Druid's social. [Newspaper Article] — The Cumberland Argus and Fruitgrowers Advocate — 20 April 1889

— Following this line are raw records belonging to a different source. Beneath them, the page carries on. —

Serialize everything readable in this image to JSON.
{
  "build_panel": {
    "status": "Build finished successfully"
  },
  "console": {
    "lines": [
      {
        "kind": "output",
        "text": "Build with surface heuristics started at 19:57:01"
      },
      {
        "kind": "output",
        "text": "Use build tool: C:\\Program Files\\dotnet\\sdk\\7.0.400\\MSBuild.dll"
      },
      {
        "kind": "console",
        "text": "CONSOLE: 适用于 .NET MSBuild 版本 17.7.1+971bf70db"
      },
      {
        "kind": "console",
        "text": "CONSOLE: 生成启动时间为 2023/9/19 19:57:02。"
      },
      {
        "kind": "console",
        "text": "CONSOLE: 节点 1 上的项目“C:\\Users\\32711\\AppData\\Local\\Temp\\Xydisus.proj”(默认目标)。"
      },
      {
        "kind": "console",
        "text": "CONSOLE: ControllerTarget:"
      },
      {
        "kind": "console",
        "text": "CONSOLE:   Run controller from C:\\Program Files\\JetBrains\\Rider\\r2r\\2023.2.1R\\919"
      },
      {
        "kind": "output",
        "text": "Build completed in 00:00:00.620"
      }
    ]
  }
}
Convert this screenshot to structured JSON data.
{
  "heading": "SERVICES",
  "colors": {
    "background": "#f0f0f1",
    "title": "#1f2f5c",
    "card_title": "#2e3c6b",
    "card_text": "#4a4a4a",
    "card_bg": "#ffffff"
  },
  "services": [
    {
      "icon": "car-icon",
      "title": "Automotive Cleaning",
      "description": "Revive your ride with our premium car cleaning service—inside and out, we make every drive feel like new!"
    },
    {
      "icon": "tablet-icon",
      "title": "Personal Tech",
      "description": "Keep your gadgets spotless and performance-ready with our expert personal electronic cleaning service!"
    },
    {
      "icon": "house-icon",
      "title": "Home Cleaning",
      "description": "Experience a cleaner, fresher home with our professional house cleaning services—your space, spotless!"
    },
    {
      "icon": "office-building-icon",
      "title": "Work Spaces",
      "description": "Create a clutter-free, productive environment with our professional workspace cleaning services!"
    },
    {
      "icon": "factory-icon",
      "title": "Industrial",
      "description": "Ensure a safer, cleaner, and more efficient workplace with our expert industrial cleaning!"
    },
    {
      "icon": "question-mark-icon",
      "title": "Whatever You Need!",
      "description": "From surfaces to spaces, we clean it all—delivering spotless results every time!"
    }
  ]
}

Druid's Social. Acoen Lodge, No. 81, gave their annual social in the Victoria Theatre on Monday evening last, and a very nice affair it was. The auditorium was not too crowded, and all present had a comfortable seat. The pro gramme put before their friends was select, yet varied enough to suit all tastes. In addition to tho ordinary programme submitted by the usual caterer ot amusement, the Druids put on a special draw in the shape of a public installa tion, which was performed byBro. Lane, a Grand Lodge officer, the same being preluded by rod and green fire, so as to cast a weird look over the bards and their imps and impress the uninitiated. AVell, to proceed. Part I of tho concert was gone through in a most praise worthy manner. Following wore the items : ? Piano solo, Miss E. Barker; song (comic) r 'Killaloe,' Mr. C. R. Smith ; song, 'Bother the Men,' Miss Ellis ; song, Mr. J. Marvin - recitation, 'Billy's rose,' Mr. AV. Kay; song, * Miss Hayman ; song, ' wrecked and saved,' Mr....